→ **WORK INSTRUCTIONS**:
Repeat the data exactly. Pictures stay out.

Stored entries
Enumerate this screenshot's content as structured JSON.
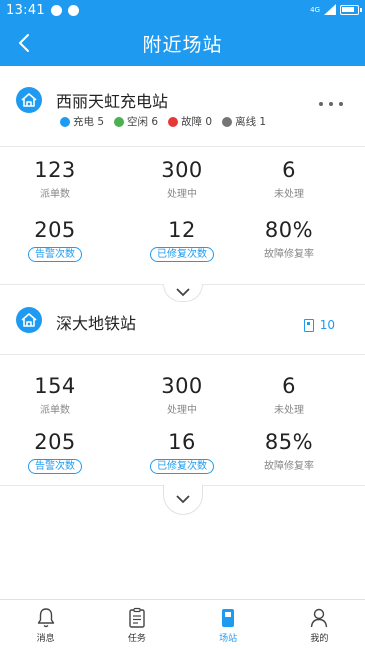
{
  "status_bar": {
    "time": "13:41",
    "network": "4G"
  },
  "header": {
    "title": "附近场站"
  },
  "stations": [
    {
      "name": "西丽天虹充电站",
      "tags": [
        {
          "label": "充电 5",
          "color": "#1e9bf0"
        },
        {
          "label": "空闲 6",
          "color": "#4caf50"
        },
        {
          "label": "故障 0",
          "color": "#e53935"
        },
        {
          "label": "离线 1",
          "color": "#757575"
        }
      ],
      "stats": [
        {
          "value": "123",
          "label": "派单数"
        },
        {
          "value": "300",
          "label": "处理中"
        },
        {
          "value": "6",
          "label": "未处理"
        },
        {
          "value": "205",
          "label": "告警次数"
        },
        {
          "value": "12",
          "label": "已修复次数"
        },
        {
          "value": "80%",
          "label": "故障修复率"
        }
      ]
    },
    {
      "name": "深大地铁站",
      "pile_count": "10",
      "stats": [
        {
          "value": "154",
          "label": "派单数"
        },
        {
          "value": "300",
          "label": "处理中"
        },
        {
          "value": "6",
          "label": "未处理"
        },
        {
          "value": "205",
          "label": "告警次数"
        },
        {
          "value": "16",
          "label": "已修复次数"
        },
        {
          "value": "85%",
          "label": "故障修复率"
        }
      ]
    }
  ],
  "tabbar": [
    {
      "label": "消息",
      "icon": "bell-icon"
    },
    {
      "label": "任务",
      "icon": "clipboard-icon"
    },
    {
      "label": "场站",
      "icon": "station-icon",
      "active": true
    },
    {
      "label": "我的",
      "icon": "user-icon"
    }
  ],
  "colors": {
    "primary": "#1e9bf0"
  }
}
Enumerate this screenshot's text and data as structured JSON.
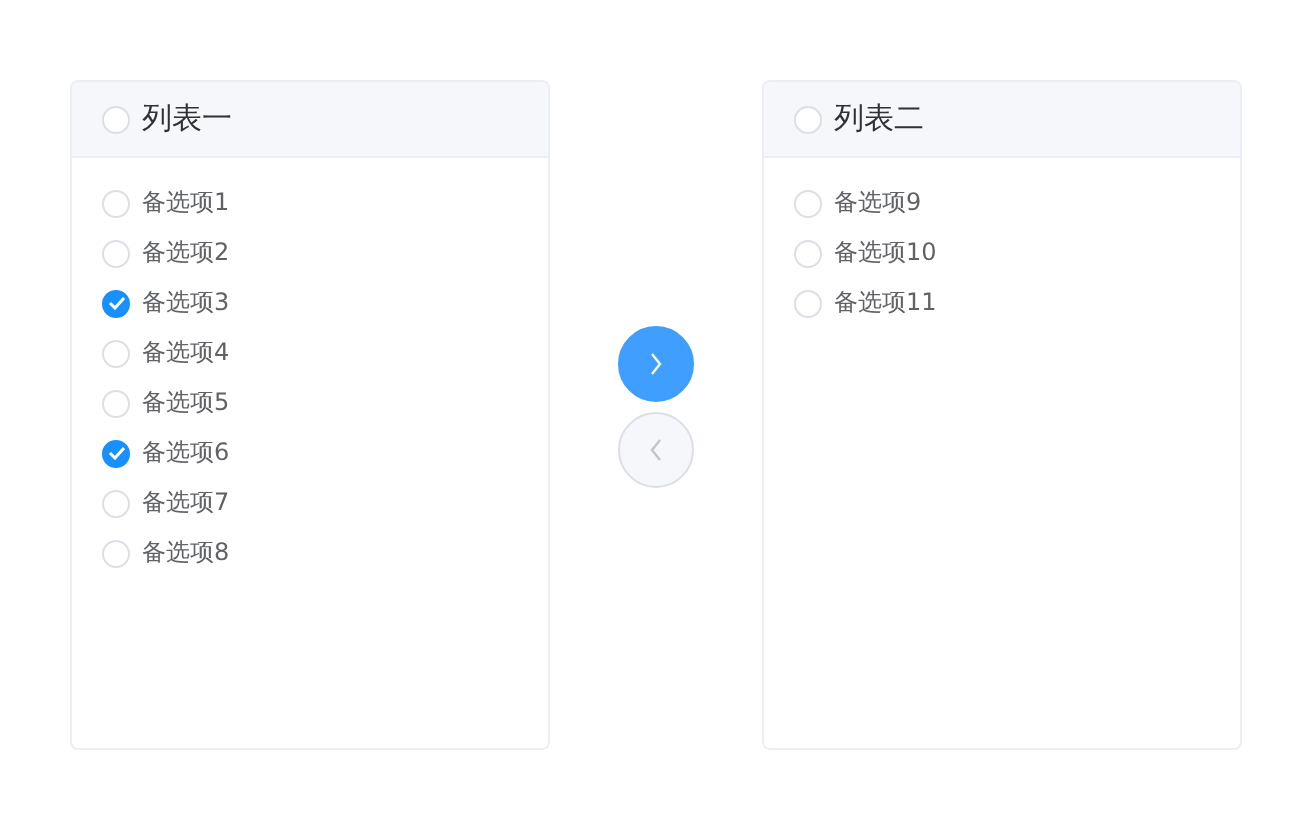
{
  "panels": [
    {
      "title": "列表一",
      "checked": false,
      "items": [
        {
          "label": "备选项1",
          "checked": false
        },
        {
          "label": "备选项2",
          "checked": false
        },
        {
          "label": "备选项3",
          "checked": true
        },
        {
          "label": "备选项4",
          "checked": false
        },
        {
          "label": "备选项5",
          "checked": false
        },
        {
          "label": "备选项6",
          "checked": true
        },
        {
          "label": "备选项7",
          "checked": false
        },
        {
          "label": "备选项8",
          "checked": false
        }
      ]
    },
    {
      "title": "列表二",
      "checked": false,
      "items": [
        {
          "label": "备选项9",
          "checked": false
        },
        {
          "label": "备选项10",
          "checked": false
        },
        {
          "label": "备选项11",
          "checked": false
        }
      ]
    }
  ],
  "buttons": [
    {
      "kind": "right",
      "disabled": false
    },
    {
      "kind": "left",
      "disabled": true
    }
  ]
}
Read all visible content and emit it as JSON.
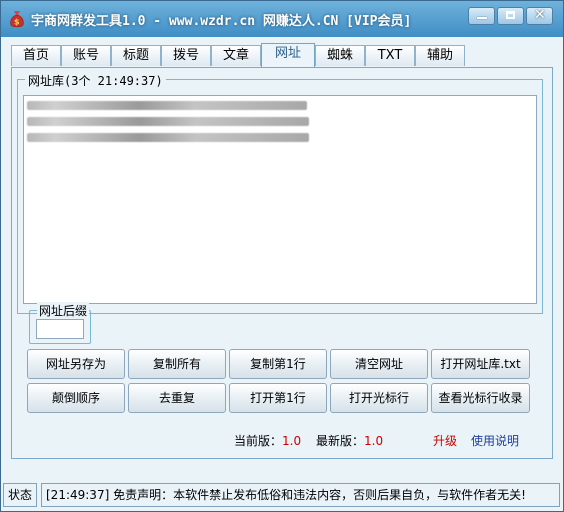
{
  "window": {
    "title": "宇商网群发工具1.0 - www.wzdr.cn 网赚达人.CN [VIP会员]",
    "accent": "#3f8ec5",
    "minimize_label": "_",
    "maximize_label": "□",
    "close_label": "✕"
  },
  "tabs": [
    {
      "label": "首页",
      "active": false
    },
    {
      "label": "账号",
      "active": false
    },
    {
      "label": "标题",
      "active": false
    },
    {
      "label": "拨号",
      "active": false
    },
    {
      "label": "文章",
      "active": false
    },
    {
      "label": "网址",
      "active": true
    },
    {
      "label": "蜘蛛",
      "active": false
    },
    {
      "label": "TXT",
      "active": false
    },
    {
      "label": "辅助",
      "active": false
    }
  ],
  "url_library": {
    "legend": "网址库(3个 21:49:37)",
    "lines_blurred": 3
  },
  "suffix": {
    "legend": "网址后缀",
    "value": ""
  },
  "buttons": {
    "save_as": "网址另存为",
    "copy_all": "复制所有",
    "copy_first": "复制第1行",
    "clear": "清空网址",
    "open_library": "打开网址库.txt",
    "reverse": "颠倒顺序",
    "dedupe": "去重复",
    "open_first": "打开第1行",
    "open_cursor": "打开光标行",
    "view_cursor": "查看光标行收录"
  },
  "version": {
    "current_label": "当前版：",
    "current_value": "1.0",
    "latest_label": "最新版：",
    "latest_value": "1.0",
    "upgrade": "升级",
    "help": "使用说明"
  },
  "status": {
    "label": "状态",
    "message": "[21:49:37] 免责声明：本软件禁止发布低俗和违法内容，否则后果自负，与软件作者无关!"
  }
}
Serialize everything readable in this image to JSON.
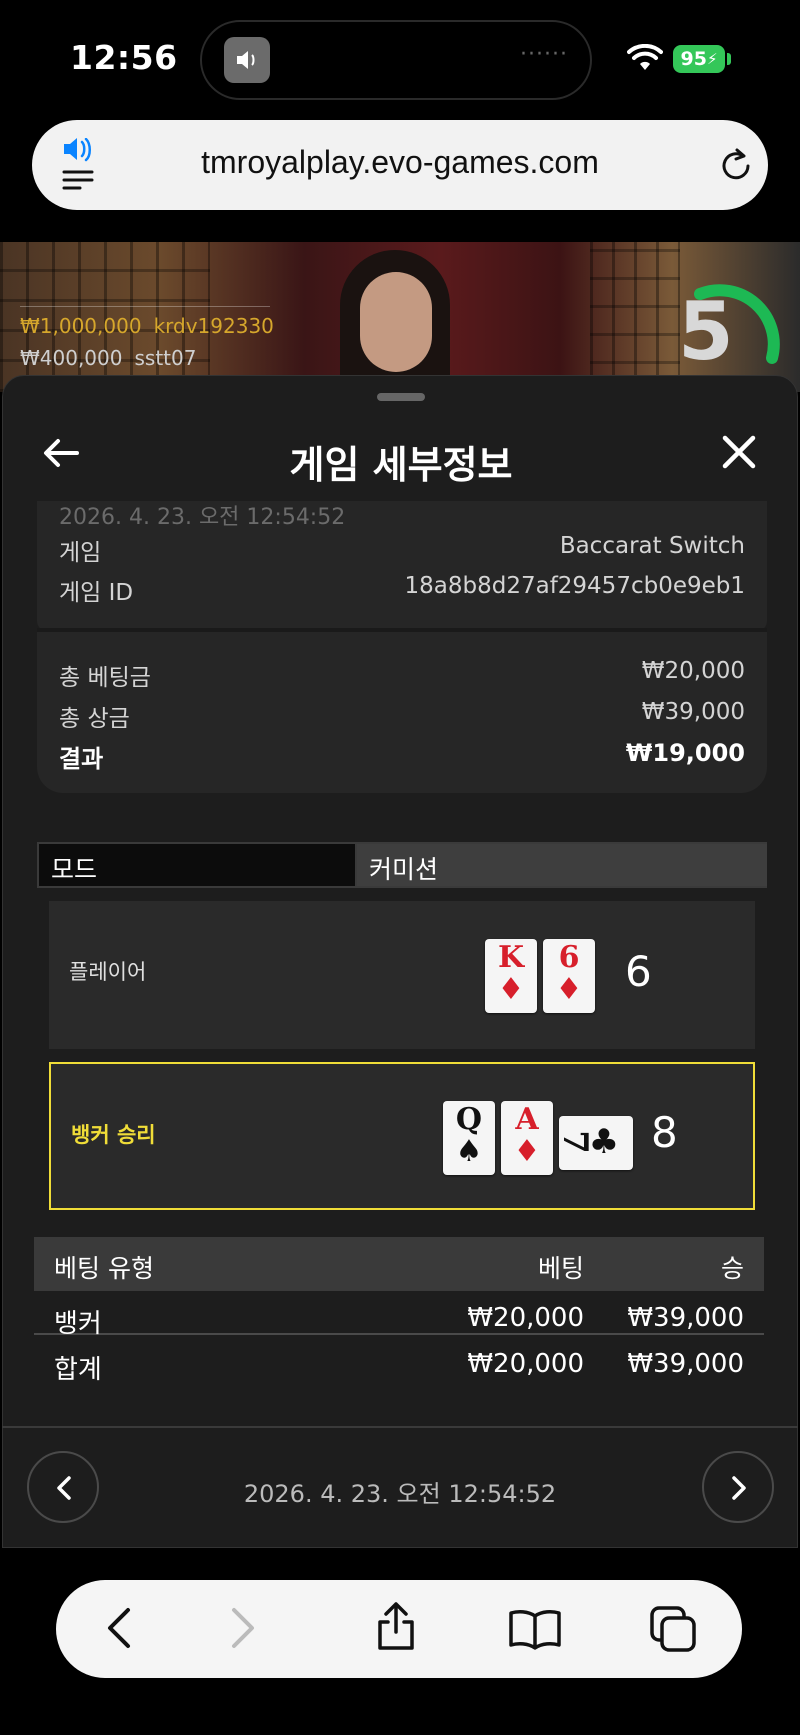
{
  "status_bar": {
    "time": "12:56",
    "battery": "95"
  },
  "browser": {
    "url": "tmroyalplay.evo-games.com"
  },
  "video": {
    "winners": [
      {
        "amount": "₩1,000,000",
        "user": "krdv192330"
      },
      {
        "amount": "₩400,000",
        "user": "sstt07"
      }
    ],
    "timer": "5"
  },
  "panel": {
    "title": "게임 세부정보",
    "faded_timestamp": "2026. 4. 23. 오전 12:54:52",
    "info": [
      {
        "label": "게임",
        "value": "Baccarat Switch"
      },
      {
        "label": "게임 ID",
        "value": "18a8b8d27af29457cb0e9eb1"
      }
    ],
    "summary": [
      {
        "label": "총 베팅금",
        "value": "₩20,000"
      },
      {
        "label": "총 상금",
        "value": "₩39,000"
      },
      {
        "label": "결과",
        "value": "₩19,000"
      }
    ],
    "mode": {
      "label": "모드",
      "value": "커미션"
    },
    "hands": {
      "player": {
        "label": "플레이어",
        "score": "6",
        "cards": [
          {
            "rank": "K",
            "suit": "♦",
            "color": "#d71f2b"
          },
          {
            "rank": "6",
            "suit": "♦",
            "color": "#d71f2b"
          }
        ]
      },
      "banker": {
        "label": "뱅커 승리",
        "score": "8",
        "cards": [
          {
            "rank": "Q",
            "suit": "♠",
            "color": "#111111"
          },
          {
            "rank": "A",
            "suit": "♦",
            "color": "#d71f2b"
          },
          {
            "rank": "7",
            "suit": "♣",
            "color": "#111111"
          }
        ]
      }
    },
    "bets": {
      "headers": {
        "type": "베팅 유형",
        "bet": "베팅",
        "win": "승"
      },
      "rows": [
        {
          "type": "뱅커",
          "bet": "₩20,000",
          "win": "₩39,000"
        },
        {
          "type": "합계",
          "bet": "₩20,000",
          "win": "₩39,000"
        }
      ]
    },
    "footer_timestamp": "2026. 4. 23. 오전 12:54:52"
  },
  "colors": {
    "accent_yellow": "#f0dd38",
    "win_gold": "#d6a72c",
    "timer_green": "#1db954",
    "battery_green": "#34c759",
    "link_blue": "#0a84ff"
  }
}
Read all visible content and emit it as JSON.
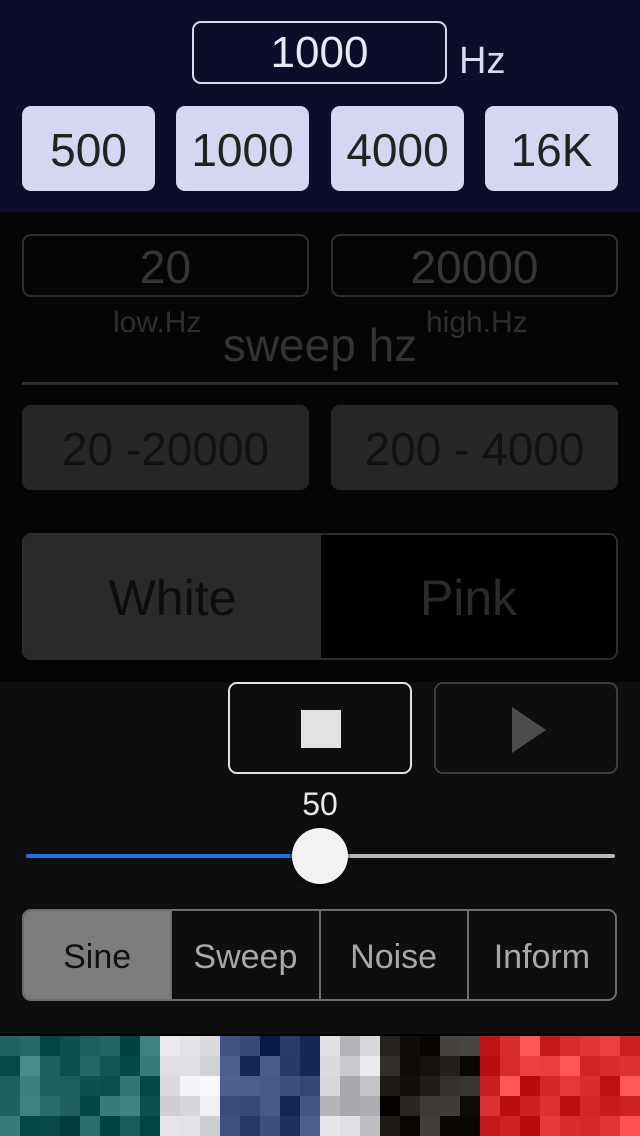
{
  "frequency": {
    "value": "1000",
    "unit": "Hz",
    "presets": [
      "500",
      "1000",
      "4000",
      "16K"
    ]
  },
  "sweep": {
    "low_value": "20",
    "high_value": "20000",
    "low_caption": "low.Hz",
    "high_caption": "high.Hz",
    "title": "sweep hz",
    "presets": [
      "20 -20000",
      "200 - 4000"
    ]
  },
  "noise": {
    "options": [
      "White",
      "Pink"
    ],
    "selected": "White"
  },
  "playback": {
    "stop_icon": "stop-icon",
    "play_icon": "play-icon"
  },
  "volume": {
    "value": "50",
    "level": 0.5
  },
  "modes": {
    "tabs": [
      "Sine",
      "Sweep",
      "Noise",
      "Inform"
    ],
    "selected": "Sine"
  },
  "colors": {
    "accent": "#1f70e5",
    "top_bg": "#0b0d2b",
    "preset_bg": "#d4d6f2"
  }
}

→ **SOLUTION FOR THIS TASK**:
Enumerate this screenshot's content as structured JSON.
{
  "status_bar": {
    "time": "13:41",
    "network": "4G"
  },
  "header": {
    "title": "附近场站"
  },
  "stations": [
    {
      "name": "西丽天虹充电站",
      "tags": [
        {
          "label": "充电 5",
          "color": "#1e9bf0"
        },
        {
          "label": "空闲 6",
          "color": "#4caf50"
        },
        {
          "label": "故障 0",
          "color": "#e53935"
        },
        {
          "label": "离线 1",
          "color": "#757575"
        }
      ],
      "stats": [
        {
          "value": "123",
          "label": "派单数"
        },
        {
          "value": "300",
          "label": "处理中"
        },
        {
          "value": "6",
          "label": "未处理"
        },
        {
          "value": "205",
          "label": "告警次数"
        },
        {
          "value": "12",
          "label": "已修复次数"
        },
        {
          "value": "80%",
          "label": "故障修复率"
        }
      ]
    },
    {
      "name": "深大地铁站",
      "pile_count": "10",
      "stats": [
        {
          "value": "154",
          "label": "派单数"
        },
        {
          "value": "300",
          "label": "处理中"
        },
        {
          "value": "6",
          "label": "未处理"
        },
        {
          "value": "205",
          "label": "告警次数"
        },
        {
          "value": "16",
          "label": "已修复次数"
        },
        {
          "value": "85%",
          "label": "故障修复率"
        }
      ]
    }
  ],
  "tabbar": [
    {
      "label": "消息",
      "icon": "bell-icon"
    },
    {
      "label": "任务",
      "icon": "clipboard-icon"
    },
    {
      "label": "场站",
      "icon": "station-icon",
      "active": true
    },
    {
      "label": "我的",
      "icon": "user-icon"
    }
  ],
  "colors": {
    "primary": "#1e9bf0"
  }
}
Enumerate this screenshot's text and data as structured JSON.
{
  "panels": [
    {
      "title": "列表一",
      "checked": false,
      "items": [
        {
          "label": "备选项1",
          "checked": false
        },
        {
          "label": "备选项2",
          "checked": false
        },
        {
          "label": "备选项3",
          "checked": true
        },
        {
          "label": "备选项4",
          "checked": false
        },
        {
          "label": "备选项5",
          "checked": false
        },
        {
          "label": "备选项6",
          "checked": true
        },
        {
          "label": "备选项7",
          "checked": false
        },
        {
          "label": "备选项8",
          "checked": false
        }
      ]
    },
    {
      "title": "列表二",
      "checked": false,
      "items": [
        {
          "label": "备选项9",
          "checked": false
        },
        {
          "label": "备选项10",
          "checked": false
        },
        {
          "label": "备选项11",
          "checked": false
        }
      ]
    }
  ],
  "buttons": [
    {
      "kind": "right",
      "disabled": false
    },
    {
      "kind": "left",
      "disabled": true
    }
  ]
}
Read all visible content and emit it as JSON.
{
  "window": {
    "title": "宇商网群发工具1.0 - www.wzdr.cn 网赚达人.CN [VIP会员]",
    "accent": "#3f8ec5",
    "minimize_label": "_",
    "maximize_label": "□",
    "close_label": "✕"
  },
  "tabs": [
    {
      "label": "首页",
      "active": false
    },
    {
      "label": "账号",
      "active": false
    },
    {
      "label": "标题",
      "active": false
    },
    {
      "label": "拨号",
      "active": false
    },
    {
      "label": "文章",
      "active": false
    },
    {
      "label": "网址",
      "active": true
    },
    {
      "label": "蜘蛛",
      "active": false
    },
    {
      "label": "TXT",
      "active": false
    },
    {
      "label": "辅助",
      "active": false
    }
  ],
  "url_library": {
    "legend": "网址库(3个 21:49:37)",
    "lines_blurred": 3
  },
  "suffix": {
    "legend": "网址后缀",
    "value": ""
  },
  "buttons": {
    "save_as": "网址另存为",
    "copy_all": "复制所有",
    "copy_first": "复制第1行",
    "clear": "清空网址",
    "open_library": "打开网址库.txt",
    "reverse": "颠倒顺序",
    "dedupe": "去重复",
    "open_first": "打开第1行",
    "open_cursor": "打开光标行",
    "view_cursor": "查看光标行收录"
  },
  "version": {
    "current_label": "当前版：",
    "current_value": "1.0",
    "latest_label": "最新版：",
    "latest_value": "1.0",
    "upgrade": "升级",
    "help": "使用说明"
  },
  "status": {
    "label": "状态",
    "message": "[21:49:37] 免责声明：本软件禁止发布低俗和违法内容，否则后果自负，与软件作者无关!"
  }
}
Serialize everything readable in this image to JSON.
{
  "status_bar": {
    "time": "12:56",
    "battery": "95"
  },
  "browser": {
    "url": "tmroyalplay.evo-games.com"
  },
  "video": {
    "winners": [
      {
        "amount": "₩1,000,000",
        "user": "krdv192330"
      },
      {
        "amount": "₩400,000",
        "user": "sstt07"
      }
    ],
    "timer": "5"
  },
  "panel": {
    "title": "게임 세부정보",
    "faded_timestamp": "2026. 4. 23. 오전 12:54:52",
    "info": [
      {
        "label": "게임",
        "value": "Baccarat Switch"
      },
      {
        "label": "게임 ID",
        "value": "18a8b8d27af29457cb0e9eb1"
      }
    ],
    "summary": [
      {
        "label": "총 베팅금",
        "value": "₩20,000"
      },
      {
        "label": "총 상금",
        "value": "₩39,000"
      },
      {
        "label": "결과",
        "value": "₩19,000"
      }
    ],
    "mode": {
      "label": "모드",
      "value": "커미션"
    },
    "hands": {
      "player": {
        "label": "플레이어",
        "score": "6",
        "cards": [
          {
            "rank": "K",
            "suit": "♦",
            "color": "#d71f2b"
          },
          {
            "rank": "6",
            "suit": "♦",
            "color": "#d71f2b"
          }
        ]
      },
      "banker": {
        "label": "뱅커 승리",
        "score": "8",
        "cards": [
          {
            "rank": "Q",
            "suit": "♠",
            "color": "#111111"
          },
          {
            "rank": "A",
            "suit": "♦",
            "color": "#d71f2b"
          },
          {
            "rank": "7",
            "suit": "♣",
            "color": "#111111"
          }
        ]
      }
    },
    "bets": {
      "headers": {
        "type": "베팅 유형",
        "bet": "베팅",
        "win": "승"
      },
      "rows": [
        {
          "type": "뱅커",
          "bet": "₩20,000",
          "win": "₩39,000"
        },
        {
          "type": "합계",
          "bet": "₩20,000",
          "win": "₩39,000"
        }
      ]
    },
    "footer_timestamp": "2026. 4. 23. 오전 12:54:52"
  },
  "colors": {
    "accent_yellow": "#f0dd38",
    "win_gold": "#d6a72c",
    "timer_green": "#1db954",
    "battery_green": "#34c759",
    "link_blue": "#0a84ff"
  }
}
Read all visible content and emit it as JSON.
{
  "frequency": {
    "value": "1000",
    "unit": "Hz",
    "presets": [
      "500",
      "1000",
      "4000",
      "16K"
    ]
  },
  "sweep": {
    "low_value": "20",
    "high_value": "20000",
    "low_caption": "low.Hz",
    "high_caption": "high.Hz",
    "title": "sweep hz",
    "presets": [
      "20 -20000",
      "200 - 4000"
    ]
  },
  "noise": {
    "options": [
      "White",
      "Pink"
    ],
    "selected": "White"
  },
  "playback": {
    "stop_icon": "stop-icon",
    "play_icon": "play-icon"
  },
  "volume": {
    "value": "50",
    "level": 0.5
  },
  "modes": {
    "tabs": [
      "Sine",
      "Sweep",
      "Noise",
      "Inform"
    ],
    "selected": "Sine"
  },
  "colors": {
    "accent": "#1f70e5",
    "top_bg": "#0b0d2b",
    "preset_bg": "#d4d6f2"
  }
}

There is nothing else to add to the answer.